gorge on carbs research the eastern part of the region and I have returned many times since. Until this week, though, I had never spent much time in central or western Basilicata, areas that are so profoundly stunning, isolated and unusual that I can hardly get images of their natural beauty out of my mind.
Driving through Basilicata is a lesson in topography. Large swaths of eroded sand give way to blooming cheery orchards, verdant rolling hills, and peaks punctuated by towns of Greek, Roman, and Norman origin. Once such town, Craco, is among the most hauntingly beautiful places I have ever seen. Its littered vaults and broken facades resemble what Matera looked like before the Sassi were (badly) redeveloped into cave hotels, wine bars, and mid-range trattorias.
Like the Sassi, Craco was forcibly evacuated and its residents were moved to housing projects. In Craco’s case it was landslides, not disease, that were to blame. During the 1950s, ’60s and ’70s, entire city blocks sheered away from Craco’s periphery, plummeting into the valley below, leaving the shattered medieval nucleus exposed. In successive decades, the city was abandoned and its buildings were plundered by locals, antique dealers, film crews (it was even used as the set for Christ Stopped at Eboli) and vandals. Now the violated shell is nearly completely desserted, save for a group of squatting Romanian shepherds and their goat flock.
Recently, part of the site was opened to visitors, who are led through a limited secure portion of the town–after paying a €10 admission fee, putting on a hard hat and signing an injury waver. Mamma Parla and I were the only visitors this week, but the staff of 2 expects a busy summer, particularly as more of the town is expected to open for daytime visits and evening concerts in a few months.

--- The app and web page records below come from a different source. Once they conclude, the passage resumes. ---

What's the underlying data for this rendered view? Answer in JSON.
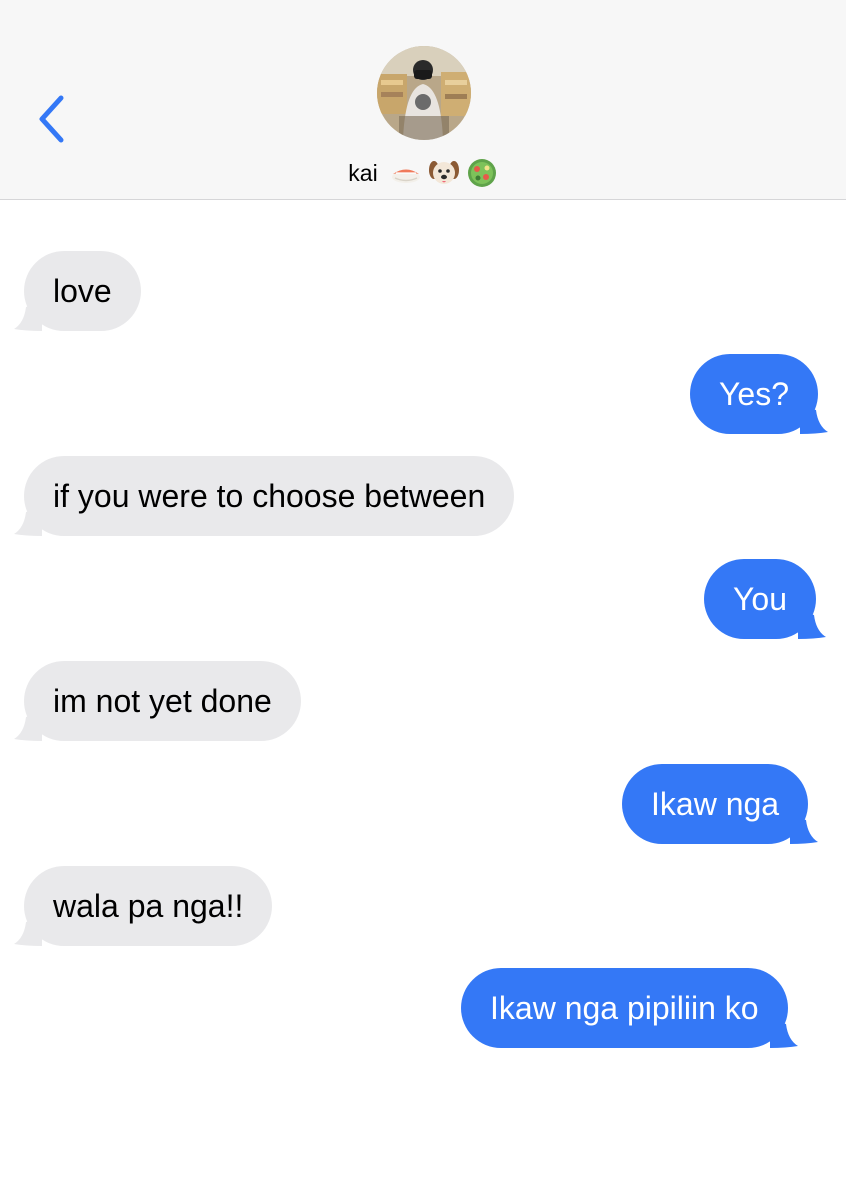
{
  "header": {
    "contact_name": "kai",
    "avatar_icon": "avatar-photo",
    "back_icon": "chevron-left-icon",
    "emoji_icons": [
      "sushi-icon",
      "dog-face-icon",
      "salad-icon"
    ],
    "accent_color": "#3478f6"
  },
  "messages": [
    {
      "direction": "received",
      "text": "love"
    },
    {
      "direction": "sent",
      "text": "Yes?"
    },
    {
      "direction": "received",
      "text": "if you were to choose between"
    },
    {
      "direction": "sent",
      "text": "You"
    },
    {
      "direction": "received",
      "text": "im not yet done"
    },
    {
      "direction": "sent",
      "text": "Ikaw nga"
    },
    {
      "direction": "received",
      "text": "wala pa nga!!"
    },
    {
      "direction": "sent",
      "text": "Ikaw nga pipiliin ko"
    }
  ],
  "colors": {
    "sent_bubble": "#3478f6",
    "received_bubble": "#e9e9eb",
    "header_background": "#f7f7f7"
  }
}
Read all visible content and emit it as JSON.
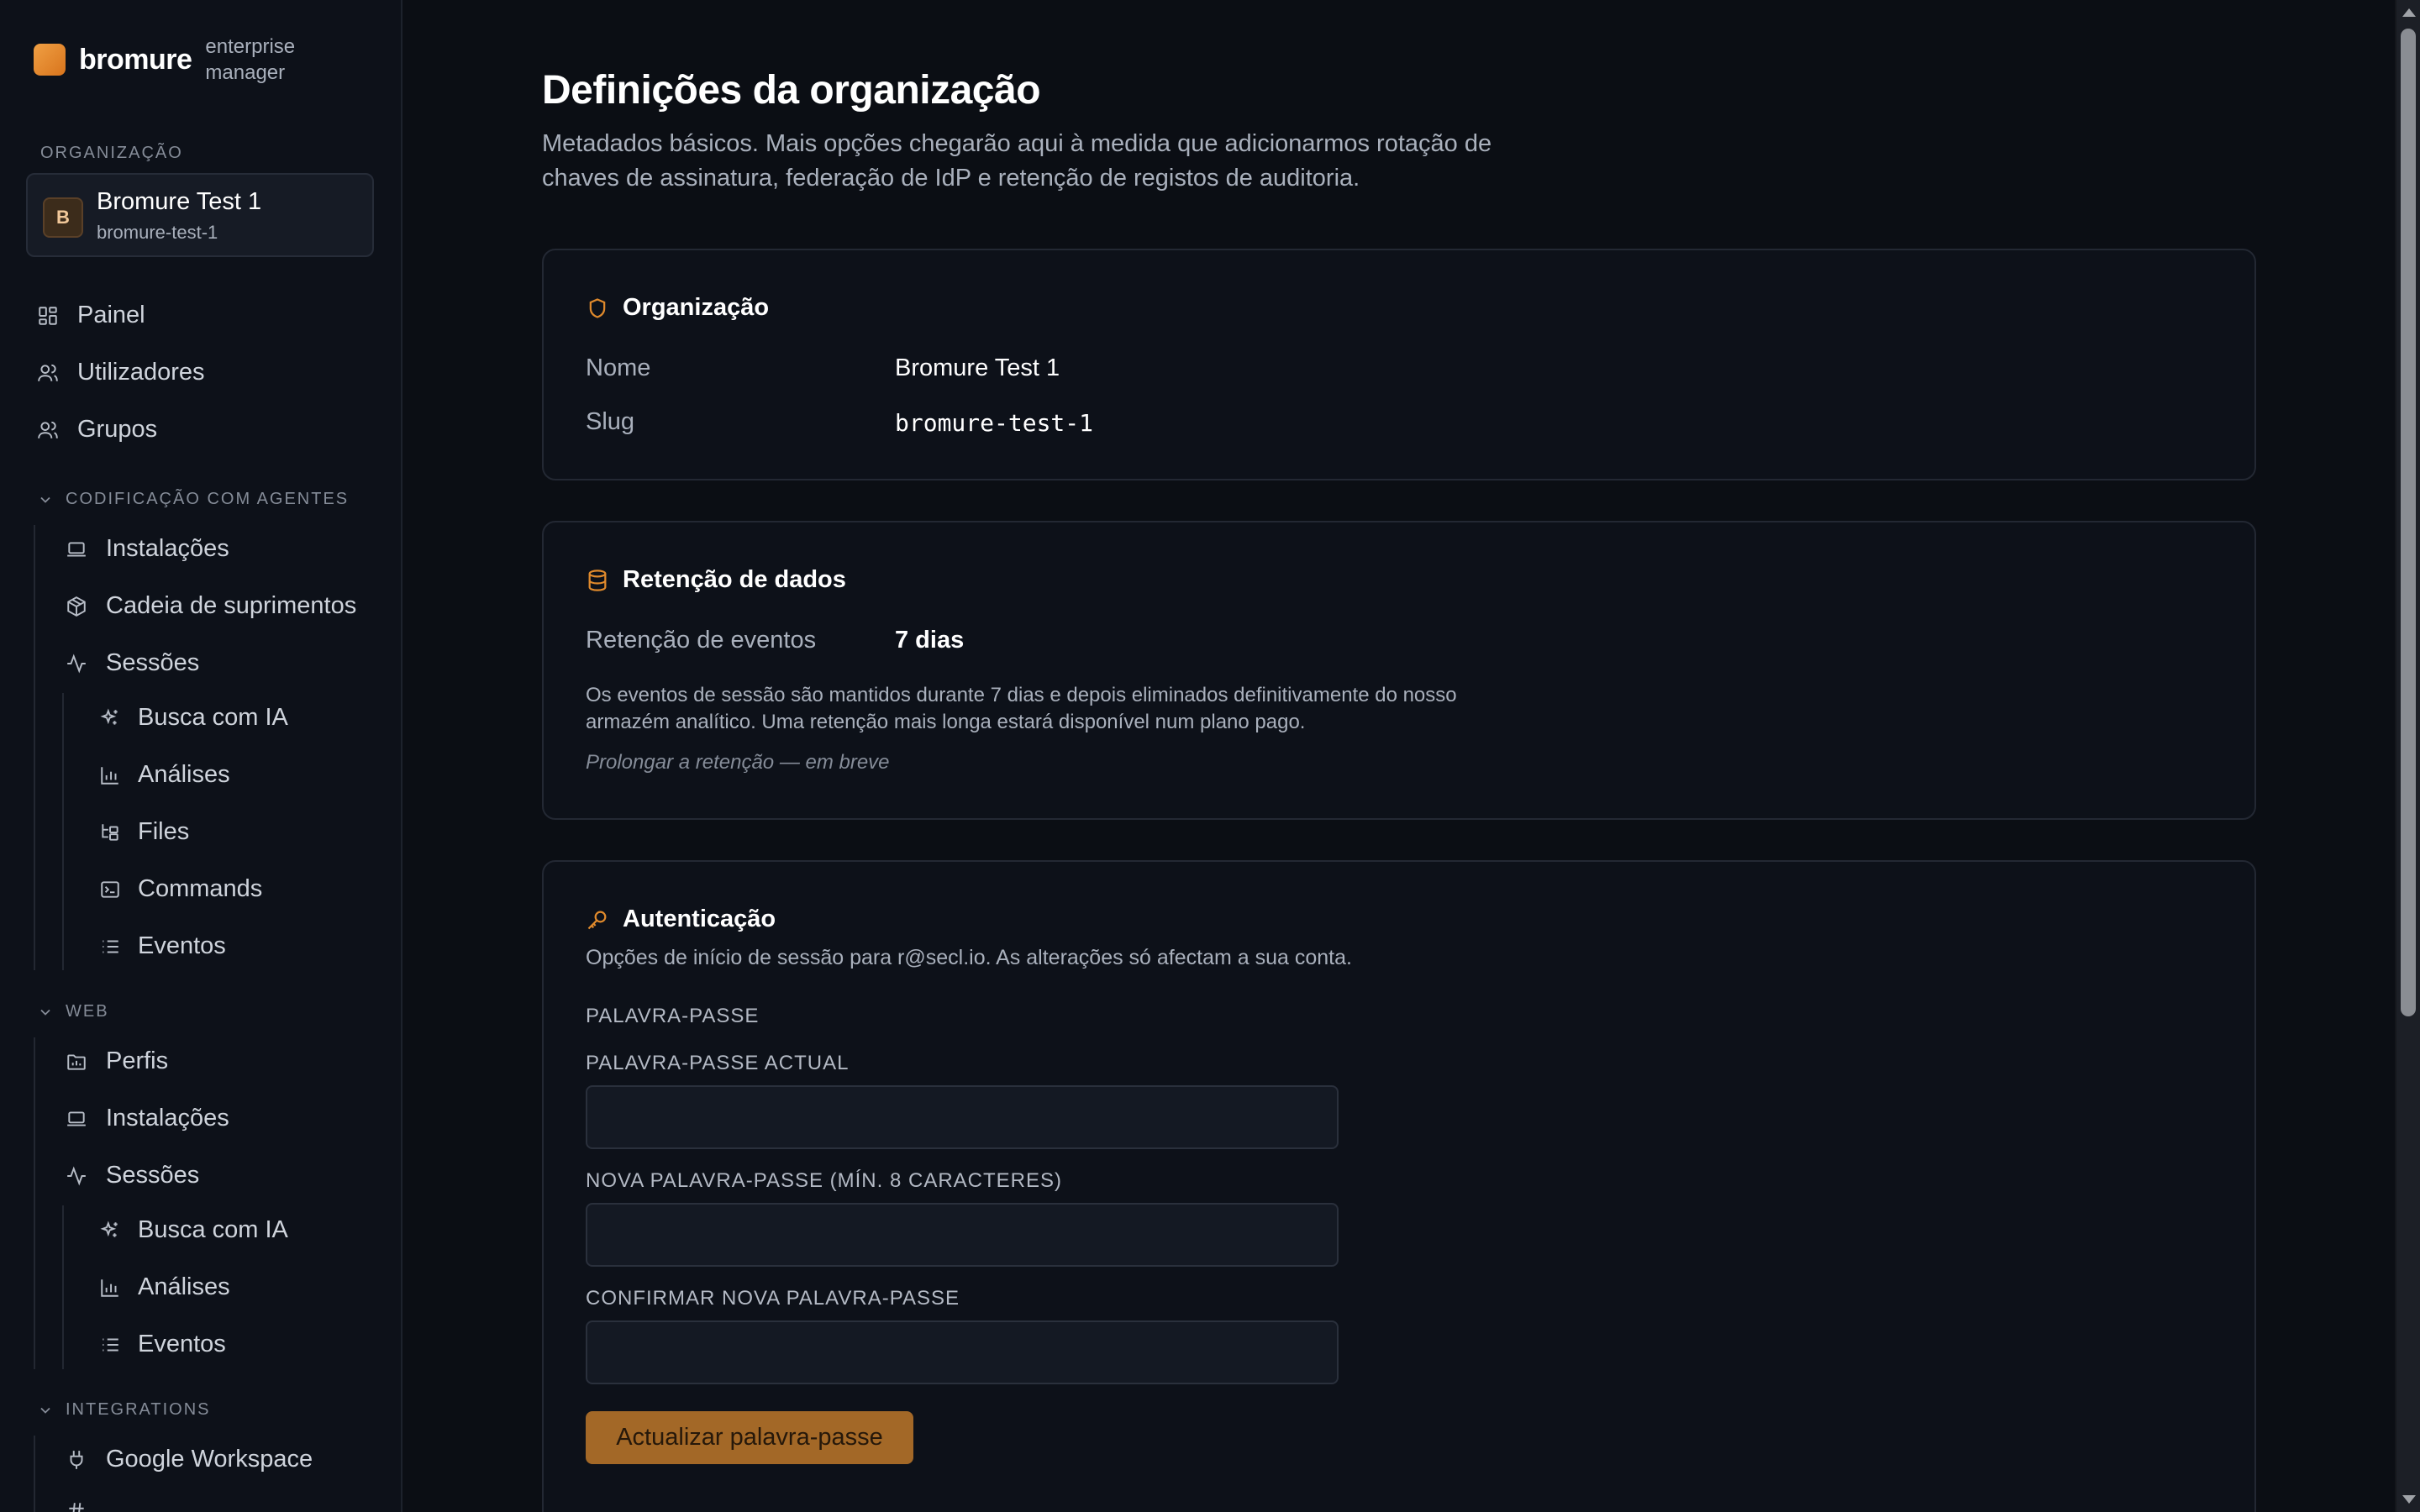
{
  "brand": {
    "name": "bromure",
    "subtitle": "enterprise manager",
    "accent": "#e08a2c"
  },
  "org": {
    "section_label": "ORGANIZAÇÃO",
    "avatar_letter": "B",
    "name": "Bromure Test 1",
    "slug": "bromure-test-1"
  },
  "nav": {
    "top": [
      {
        "label": "Painel",
        "icon": "dashboard-icon"
      },
      {
        "label": "Utilizadores",
        "icon": "users-icon"
      },
      {
        "label": "Grupos",
        "icon": "users-icon"
      }
    ],
    "sections": [
      {
        "label": "CODIFICAÇÃO COM AGENTES",
        "items": [
          {
            "label": "Instalações",
            "icon": "laptop-icon"
          },
          {
            "label": "Cadeia de suprimentos",
            "icon": "package-icon"
          },
          {
            "label": "Sessões",
            "icon": "activity-icon"
          }
        ],
        "subitems": [
          {
            "label": "Busca com IA",
            "icon": "sparkles-icon"
          },
          {
            "label": "Análises",
            "icon": "bar-chart-icon"
          },
          {
            "label": "Files",
            "icon": "folder-tree-icon"
          },
          {
            "label": "Commands",
            "icon": "terminal-icon"
          },
          {
            "label": "Eventos",
            "icon": "list-icon"
          }
        ]
      },
      {
        "label": "WEB",
        "items": [
          {
            "label": "Perfis",
            "icon": "folder-icon"
          },
          {
            "label": "Instalações",
            "icon": "laptop-icon"
          },
          {
            "label": "Sessões",
            "icon": "activity-icon"
          }
        ],
        "subitems": [
          {
            "label": "Busca com IA",
            "icon": "sparkles-icon"
          },
          {
            "label": "Análises",
            "icon": "bar-chart-icon"
          },
          {
            "label": "Eventos",
            "icon": "list-icon"
          }
        ]
      },
      {
        "label": "INTEGRATIONS",
        "items": [
          {
            "label": "Google Workspace",
            "icon": "plug-icon"
          }
        ]
      }
    ]
  },
  "page": {
    "title": "Definições da organização",
    "description": "Metadados básicos. Mais opções chegarão aqui à medida que adicionarmos rotação de chaves de assinatura, federação de IdP e retenção de registos de auditoria."
  },
  "org_card": {
    "title": "Organização",
    "name_key": "Nome",
    "name_value": "Bromure Test 1",
    "slug_key": "Slug",
    "slug_value": "bromure-test-1"
  },
  "retention_card": {
    "title": "Retenção de dados",
    "key": "Retenção de eventos",
    "value": "7 dias",
    "note": "Os eventos de sessão são mantidos durante 7 dias e depois eliminados definitivamente do nosso armazém analítico. Uma retenção mais longa estará disponível num plano pago.",
    "extend": "Prolongar a retenção — em breve"
  },
  "auth_card": {
    "title": "Autenticação",
    "subtitle": "Opções de início de sessão para r@secl.io. As alterações só afectam a sua conta.",
    "group_label": "PALAVRA-PASSE",
    "current_label": "PALAVRA-PASSE ACTUAL",
    "current_value": "",
    "new_label": "NOVA PALAVRA-PASSE (MÍN. 8 CARACTERES)",
    "new_value": "",
    "confirm_label": "CONFIRMAR NOVA PALAVRA-PASSE",
    "confirm_value": "",
    "submit_label": "Actualizar palavra-passe"
  }
}
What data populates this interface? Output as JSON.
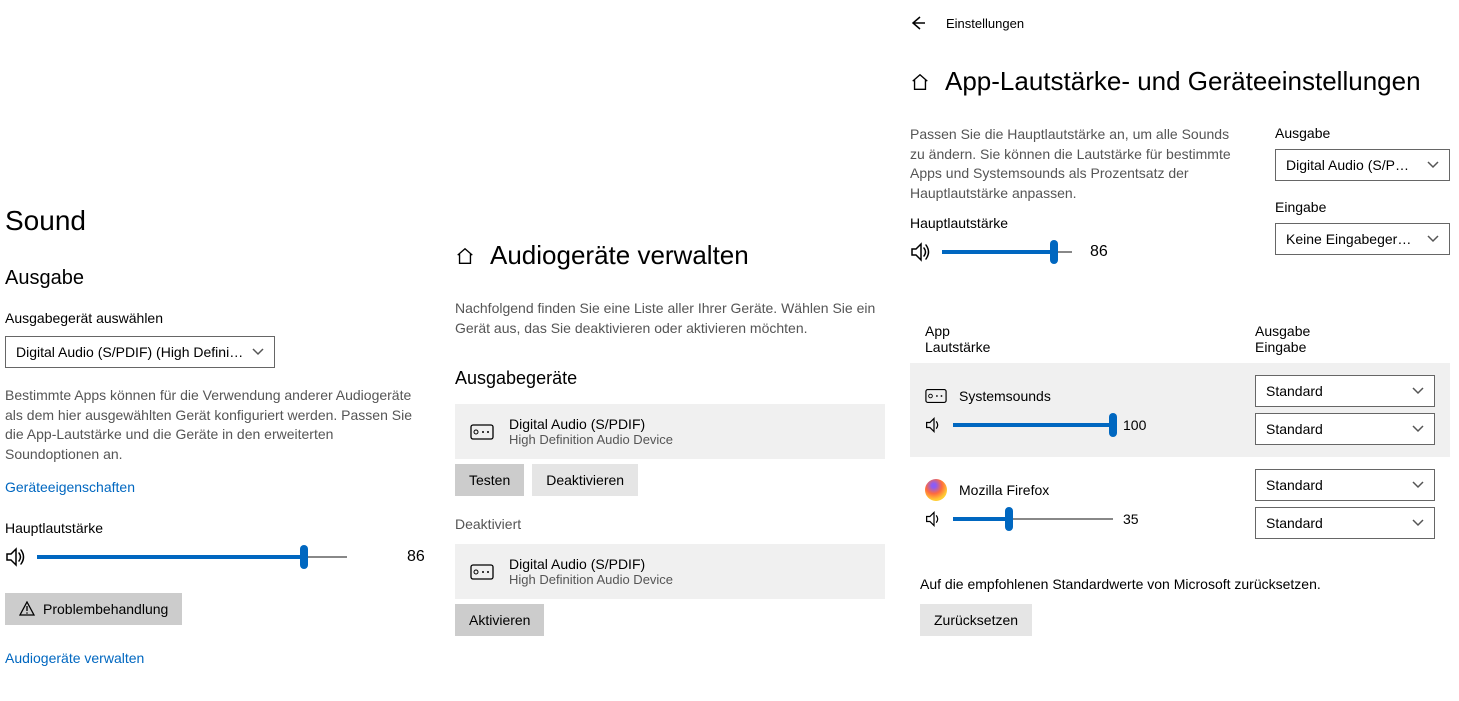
{
  "p1": {
    "title": "Sound",
    "section": "Ausgabe",
    "output_label": "Ausgabegerät auswählen",
    "output_device": "Digital Audio (S/PDIF) (High Definiti...",
    "help": "Bestimmte Apps können für die Verwendung anderer Audiogeräte als dem hier ausgewählten Gerät konfiguriert werden. Passen Sie die App-Lautstärke und die Geräte in den erweiterten Soundoptionen an.",
    "props_link": "Geräteeigenschaften",
    "master_label": "Hauptlautstärke",
    "master_value": "86",
    "master_pct": 86,
    "troubleshoot_btn": "Problembehandlung",
    "manage_link": "Audiogeräte verwalten"
  },
  "p2": {
    "title": "Audiogeräte verwalten",
    "help": "Nachfolgend finden Sie eine Liste aller Ihrer Geräte. Wählen Sie ein Gerät aus, das Sie deaktivieren oder aktivieren möchten.",
    "section": "Ausgabegeräte",
    "dev1_name": "Digital Audio (S/PDIF)",
    "dev1_sub": "High Definition Audio Device",
    "test_btn": "Testen",
    "deactivate_btn": "Deaktivieren",
    "deactivated_label": "Deaktiviert",
    "dev2_name": "Digital Audio (S/PDIF)",
    "dev2_sub": "High Definition Audio Device",
    "activate_btn": "Aktivieren"
  },
  "p3": {
    "settings_label": "Einstellungen",
    "title": "App-Lautstärke- und Geräteeinstellungen",
    "help": "Passen Sie die Hauptlautstärke an, um alle Sounds zu ändern. Sie können die Lautstärke für bestimmte Apps und Systemsounds als Prozentsatz der Hauptlautstärke anpassen.",
    "output_label": "Ausgabe",
    "output_device": "Digital Audio (S/PDI...",
    "input_label": "Eingabe",
    "input_device": "Keine Eingabegerät...",
    "master_label": "Hauptlautstärke",
    "master_value": "86",
    "master_pct": 86,
    "col_app": "App",
    "col_vol": "Lautstärke",
    "col_out": "Ausgabe",
    "col_in": "Eingabe",
    "app1_name": "Systemsounds",
    "app1_val": "100",
    "app1_pct": 100,
    "app1_out": "Standard",
    "app1_in": "Standard",
    "app2_name": "Mozilla Firefox",
    "app2_val": "35",
    "app2_pct": 35,
    "app2_out": "Standard",
    "app2_in": "Standard",
    "reset_text": "Auf die empfohlenen Standardwerte von Microsoft zurücksetzen.",
    "reset_btn": "Zurücksetzen"
  }
}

While the increased access will raise awareness for this neglected, deserted place, I hope that the fragile site can bring economic promise to the city’s residents without becoming the next Matera, an exploited shell of its former self.